Segment Open

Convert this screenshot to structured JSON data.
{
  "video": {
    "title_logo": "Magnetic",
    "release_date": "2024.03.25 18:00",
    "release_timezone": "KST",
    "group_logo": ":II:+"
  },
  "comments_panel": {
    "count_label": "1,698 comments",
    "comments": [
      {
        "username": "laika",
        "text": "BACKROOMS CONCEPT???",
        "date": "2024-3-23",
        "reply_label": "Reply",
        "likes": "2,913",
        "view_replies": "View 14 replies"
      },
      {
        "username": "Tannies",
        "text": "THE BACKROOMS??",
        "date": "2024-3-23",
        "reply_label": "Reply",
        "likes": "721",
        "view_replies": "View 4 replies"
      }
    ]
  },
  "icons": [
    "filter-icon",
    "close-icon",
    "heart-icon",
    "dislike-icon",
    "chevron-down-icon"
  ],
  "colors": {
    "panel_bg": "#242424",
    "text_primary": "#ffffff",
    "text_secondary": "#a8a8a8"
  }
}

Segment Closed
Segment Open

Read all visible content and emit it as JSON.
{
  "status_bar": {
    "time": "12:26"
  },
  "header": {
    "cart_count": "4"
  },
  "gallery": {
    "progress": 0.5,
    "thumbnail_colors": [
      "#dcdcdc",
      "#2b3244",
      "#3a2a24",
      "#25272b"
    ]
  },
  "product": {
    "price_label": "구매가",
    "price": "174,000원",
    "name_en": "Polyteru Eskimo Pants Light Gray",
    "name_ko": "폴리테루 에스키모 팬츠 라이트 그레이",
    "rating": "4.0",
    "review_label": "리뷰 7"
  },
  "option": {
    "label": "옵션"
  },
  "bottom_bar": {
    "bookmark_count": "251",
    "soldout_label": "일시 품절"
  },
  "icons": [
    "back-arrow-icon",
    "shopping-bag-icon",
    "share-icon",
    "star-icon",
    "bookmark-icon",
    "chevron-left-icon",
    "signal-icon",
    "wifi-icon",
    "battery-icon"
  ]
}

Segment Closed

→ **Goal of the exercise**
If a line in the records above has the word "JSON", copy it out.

→ **Task response**
Convert this screenshot to structured JSON data.
Read all visible content and emit it as JSON.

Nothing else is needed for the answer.